RAW DATA START

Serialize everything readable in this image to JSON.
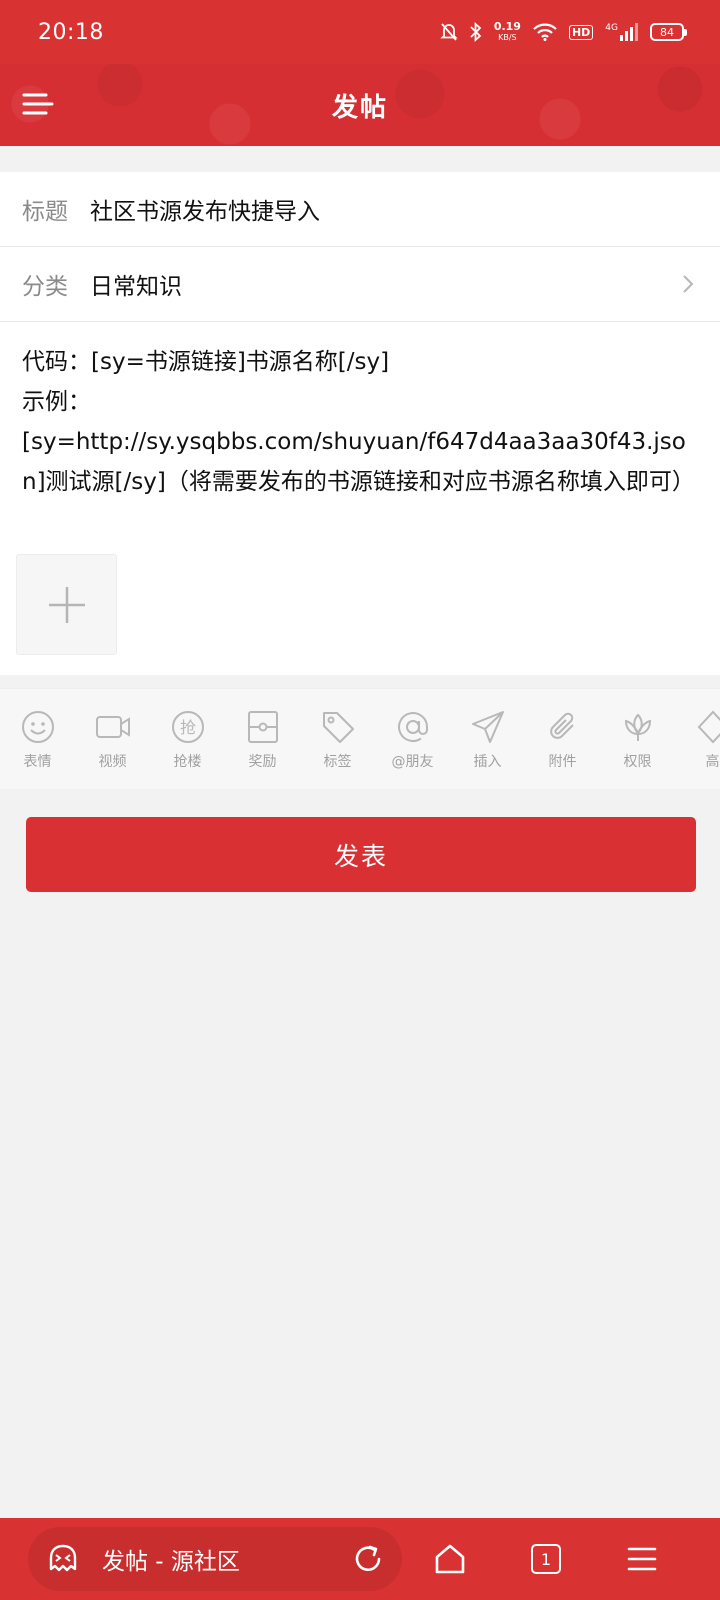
{
  "status_bar": {
    "time": "20:18",
    "net_speed": "0.19",
    "net_unit": "KB/S",
    "hd_label": "HD",
    "signal_label": "4G",
    "battery": "84"
  },
  "header": {
    "title": "发帖"
  },
  "form": {
    "title_label": "标题",
    "title_value": "社区书源发布快捷导入",
    "category_label": "分类",
    "category_value": "日常知识",
    "content": "代码：[sy=书源链接]书源名称[/sy]\n示例：\n[sy=http://sy.ysqbbs.com/shuyuan/f647d4aa3aa30f43.json]测试源[/sy]（将需要发布的书源链接和对应书源名称填入即可）"
  },
  "toolbar": {
    "items": [
      {
        "label": "表情",
        "icon": "smile-icon"
      },
      {
        "label": "视频",
        "icon": "video-icon"
      },
      {
        "label": "抢楼",
        "icon": "grab-floor-icon"
      },
      {
        "label": "奖励",
        "icon": "reward-icon"
      },
      {
        "label": "标签",
        "icon": "tag-icon"
      },
      {
        "label": "@朋友",
        "icon": "at-icon"
      },
      {
        "label": "插入",
        "icon": "send-icon"
      },
      {
        "label": "附件",
        "icon": "paperclip-icon"
      },
      {
        "label": "权限",
        "icon": "lotus-icon"
      },
      {
        "label": "高",
        "icon": "diamond-icon"
      }
    ]
  },
  "publish": {
    "label": "发表"
  },
  "bottom_nav": {
    "page_title": "发帖 - 源社区",
    "tabs_count": "1"
  },
  "colors": {
    "brand_red": "#d93232",
    "button_red": "#d93033",
    "background": "#f2f2f2"
  }
}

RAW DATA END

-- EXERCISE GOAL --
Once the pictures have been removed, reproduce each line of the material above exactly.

-- EXERCISE RESULT --
Serialize everything readable in this image to JSON.
{
  "status_bar": {
    "time": "20:18",
    "net_speed": "0.19",
    "net_unit": "KB/S",
    "hd_label": "HD",
    "signal_label": "4G",
    "battery": "84"
  },
  "header": {
    "title": "发帖"
  },
  "form": {
    "title_label": "标题",
    "title_value": "社区书源发布快捷导入",
    "category_label": "分类",
    "category_value": "日常知识",
    "content": "代码：[sy=书源链接]书源名称[/sy]\n示例：\n[sy=http://sy.ysqbbs.com/shuyuan/f647d4aa3aa30f43.json]测试源[/sy]（将需要发布的书源链接和对应书源名称填入即可）"
  },
  "toolbar": {
    "items": [
      {
        "label": "表情",
        "icon": "smile-icon"
      },
      {
        "label": "视频",
        "icon": "video-icon"
      },
      {
        "label": "抢楼",
        "icon": "grab-floor-icon"
      },
      {
        "label": "奖励",
        "icon": "reward-icon"
      },
      {
        "label": "标签",
        "icon": "tag-icon"
      },
      {
        "label": "@朋友",
        "icon": "at-icon"
      },
      {
        "label": "插入",
        "icon": "send-icon"
      },
      {
        "label": "附件",
        "icon": "paperclip-icon"
      },
      {
        "label": "权限",
        "icon": "lotus-icon"
      },
      {
        "label": "高",
        "icon": "diamond-icon"
      }
    ]
  },
  "publish": {
    "label": "发表"
  },
  "bottom_nav": {
    "page_title": "发帖 - 源社区",
    "tabs_count": "1"
  },
  "colors": {
    "brand_red": "#d93232",
    "button_red": "#d93033",
    "background": "#f2f2f2"
  }
}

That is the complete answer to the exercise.